The accidental or deliberate movement of plants or animals around the world by man has been responsible for the global extinction of many species.
The British countryside hasn't escaped as many species from overseas are now on the rampage creating havoc for wildlife and their habitats. And the news today suggests that our ponds are in the front line of this battle.
Today's launch of the Be Plant Wise campaign, with the support of celebrity gardener Charlie Dimmock, is a welcome start in the control of the non-native pond plants that are choking many wetlands, including several notable RSPB reserves across the UK.
One of the worst offenders is the innocuous-sounding New Zealand pigmyweed, which has escaped from the confines of garden ponds and is now affecting many sites across the UK, altering the environment of wetlands and excluding native plants. Individually, the plants may be pigmies, but en masse these, and other non-native plants, are creating yet another conservation headache we have to deal with while managing over 200 nature reserves for birds and other wildlife.
The main aim of the campaign, which has received widespread press attention, is to urge gardeners to be careful when disposing of these plants or when clearing out ponds.
Here's a letter we have sent to the Daily Telegraph today in response to a query from a correspondent about some strange blue tit behaviour in his garden. You can read the original letter here.
A correspondent to your pages asks why blue tits visiting his garden nest box have undone all his hard work by removing the paper shreddings he has used to line the box.
He shouldn’t take any offence, this is entirely normal behaviour. Blue tits are very tidy and fastidious birds, when they arrive in a box which contains evidence of previous occupation they will give it a spring clean and remove the contents before filling it with their own nesting material.
As well as being tidy, they are also pretty smart. The reason the blue tits carried the unwanted material some distance away and deposited it in a nearby hedge is so they it doesn’t draw predators’ attention to the nest.
If you are putting a nest box out now then there is no need to put anything in it, a house proud garden bird would much rather procure its own furnishings.
RSPB wildlife advisor
Today should mark a turning point in the history of our birds of prey: it is the day that we are all reminded that the illegal killing of birds of prey must stop.
At a ceremony in London, over 200,000 pledges of support, gathered by the RSPB, were handed to Huw Irranca-Davies, the UK Government’s biodiversity minister (left), by the RSPB's Dr Mark Avery (right) to say that in their name no more kites or eagles will die at the hands of merciless and cowardly poisoners and no more sparrowhawks, buzzards or harriers will be blasted, trampled or trapped.
For centuries, entrenched attitudes towards raptors have led to the disappearance of these iconic species from much of Britain and Ireland. Indeed, one third of our 15 nesting species were at one time or another extinct in our isles.
The recovery has begun. White-tailed eagles are returning to Scotland, the osprey is continuing its spread through northern Britain and the marsh harrier is once more a familiar sight over East Anglian wetlands. However, today’s challenge establishes that the recovery must continue to soar without stalling.
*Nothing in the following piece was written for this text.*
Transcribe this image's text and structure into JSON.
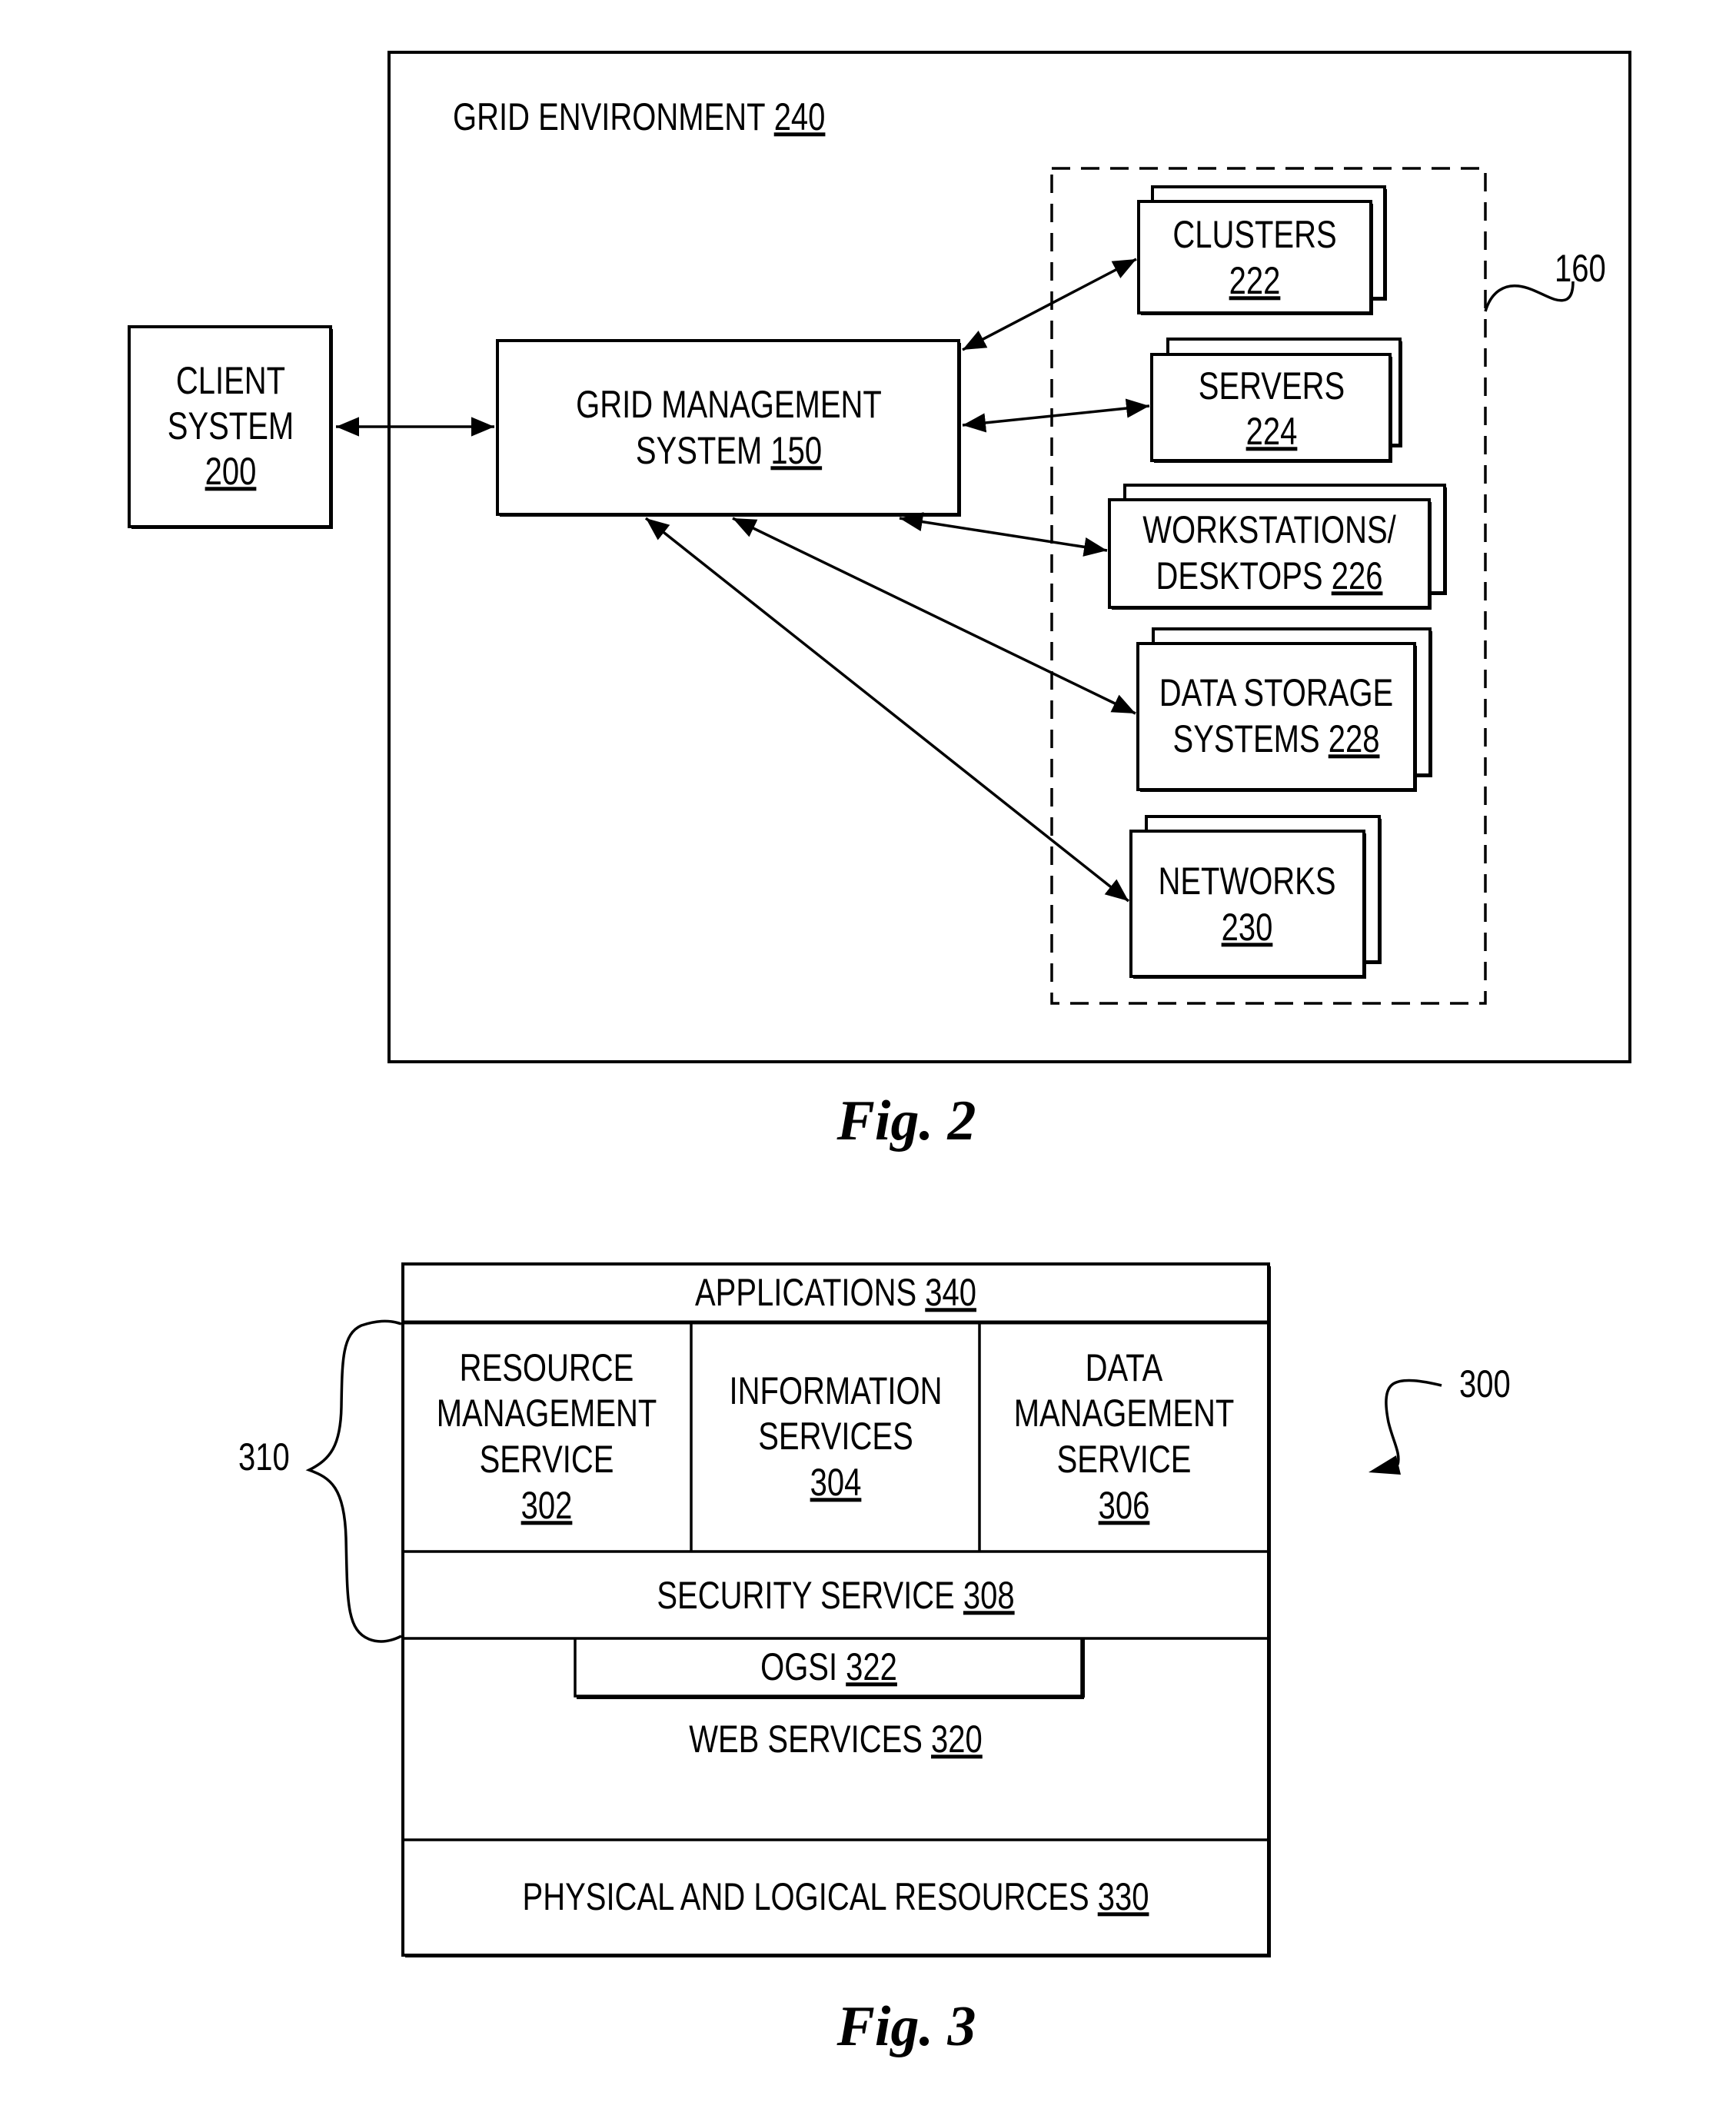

The recovery of our red kite population has been a world-leading conservation success. But it’s not complete, and illegal persecution is still hampering this bird’s efforts to recolonise areas where it once cast its shadow.
200,000 is a powerful number: it represents 1,000 pledges of support for every hen harrier nest we should have in England - last year there were fewer than 10 - and it’s 1000 condemnations for every bird of prey persecuted every year in the UK.
We want everyone lacing a poisoned bait, setting a trap, or lying in wait with a shotgun to be aware that many people now believe it’s time for the killing of birds of prey to stop – it begins today.
We thank everyone, including the many organisations, pledging their support for bringing an end to the killing of raptors and we hope and trust that this nesting season birds of prey will have an easier time, whoever is in power.